--- DATASET EXCERPTS Enclosed Below ---

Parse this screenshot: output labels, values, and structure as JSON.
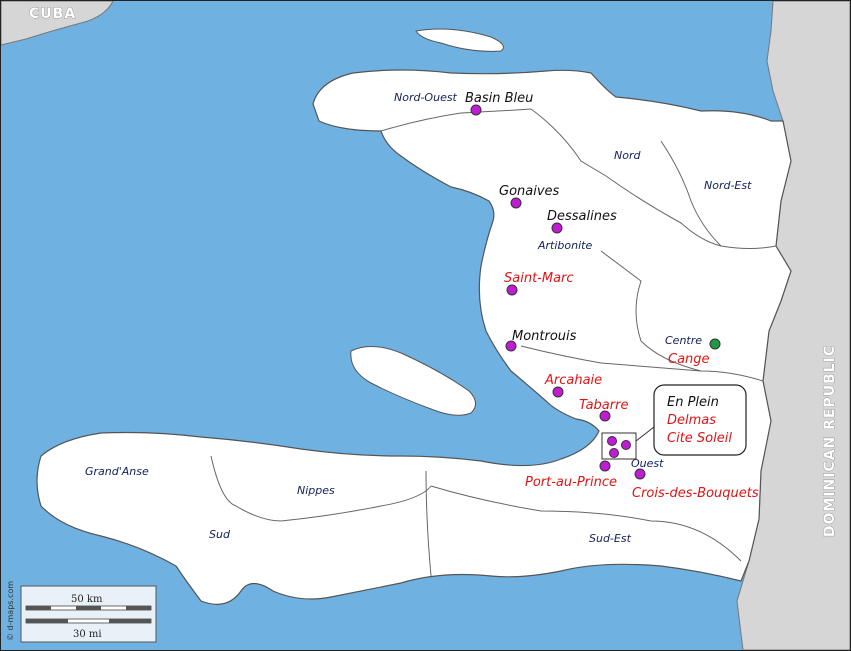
{
  "map": {
    "countries": {
      "cuba": "CUBA",
      "dominican_republic": "DOMINICAN REPUBLIC"
    },
    "departments": {
      "nord_ouest": "Nord-Ouest",
      "nord": "Nord",
      "nord_est": "Nord-Est",
      "artibonite": "Artibonite",
      "centre": "Centre",
      "ouest": "Ouest",
      "grand_anse": "Grand'Anse",
      "nippes": "Nippes",
      "sud": "Sud",
      "sud_est": "Sud-Est"
    },
    "sites": {
      "basin_bleu": "Basin Bleu",
      "gonaives": "Gonaives",
      "dessalines": "Dessalines",
      "saint_marc": "Saint-Marc",
      "montrouis": "Montrouis",
      "arcahaie": "Arcahaie",
      "tabarre": "Tabarre",
      "cange": "Cange",
      "port_au_prince": "Port-au-Prince",
      "crois_des_bouquets": "Crois-des-Bouquets"
    },
    "inset": {
      "en_plein": "En Plein",
      "delmas": "Delmas",
      "cite_soleil": "Cite Soleil"
    },
    "scale": {
      "km": "50 km",
      "mi": "30 mi"
    },
    "credit": "© d-maps.com"
  },
  "colors": {
    "sea": "#6fb2e2",
    "land": "#ffffff",
    "neighbor_land": "#d6d6d6",
    "border": "#555555",
    "marker_purple": "#c21bd6",
    "marker_green": "#1e9a44",
    "label_black": "#111111",
    "label_red": "#e01414",
    "department_label": "#13205a"
  }
}
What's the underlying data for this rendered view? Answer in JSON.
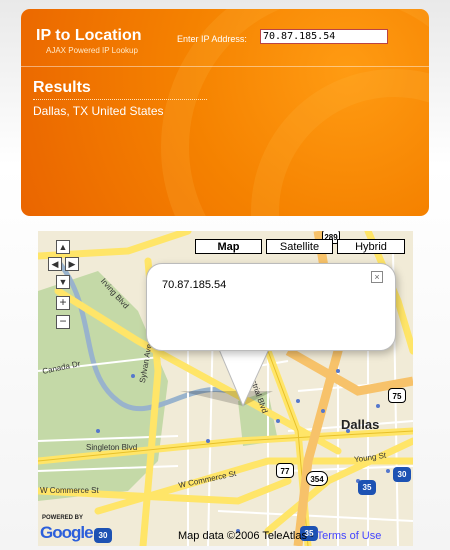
{
  "app": {
    "title": "IP to Location",
    "subtitle": "AJAX Powered IP Lookup"
  },
  "lookup": {
    "label": "Enter IP Address:",
    "value": "70.87.185.54"
  },
  "results": {
    "heading": "Results",
    "location": "Dallas, TX United States"
  },
  "map": {
    "types": [
      "Map",
      "Satellite",
      "Hybrid"
    ],
    "active_type": "Map",
    "pan_controls": [
      "up-arrow-icon",
      "left-arrow-icon",
      "right-arrow-icon",
      "down-arrow-icon"
    ],
    "zoom_in": "+",
    "zoom_out": "−",
    "info_window": {
      "text": "70.87.185.54",
      "close": "×"
    },
    "labels": {
      "city": "Dallas",
      "irving_blvd": "Irving Blvd",
      "sylvan_ave": "Sylvan Ave",
      "canada_dr": "Canada Dr",
      "singleton_blvd": "Singleton Blvd",
      "commerce_st": "W Commerce St",
      "commerce_st2": "W Commerce St",
      "young_st": "Young St",
      "industrial_blvd": "N Industrial Blvd"
    },
    "shields": [
      "289",
      "75",
      "77",
      "354",
      "35",
      "30",
      "30",
      "35"
    ],
    "powered_by": "POWERED BY",
    "brand": "Google",
    "copyright": "Map data ©2006 TeleAtlas -",
    "terms": "Terms of Use"
  },
  "colors": {
    "panel_orange": "#f58200",
    "road_yellow": "#ffe568",
    "park_green": "#c4d9a7",
    "river_blue": "#99b3cc",
    "link_blue": "#4444ff"
  }
}
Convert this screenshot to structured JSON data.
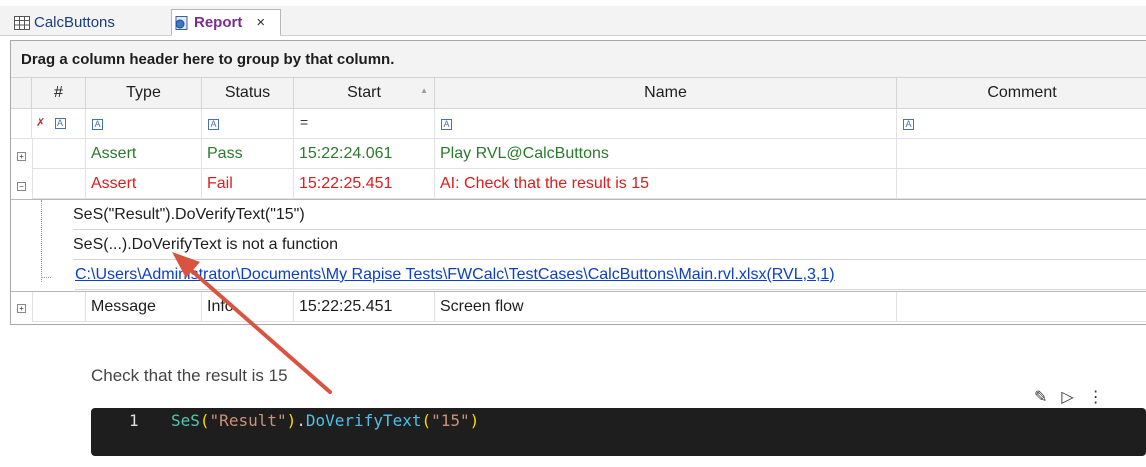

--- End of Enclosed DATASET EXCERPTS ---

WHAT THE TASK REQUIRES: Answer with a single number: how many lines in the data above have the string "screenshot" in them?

ANSWER TO THIS TASK: 2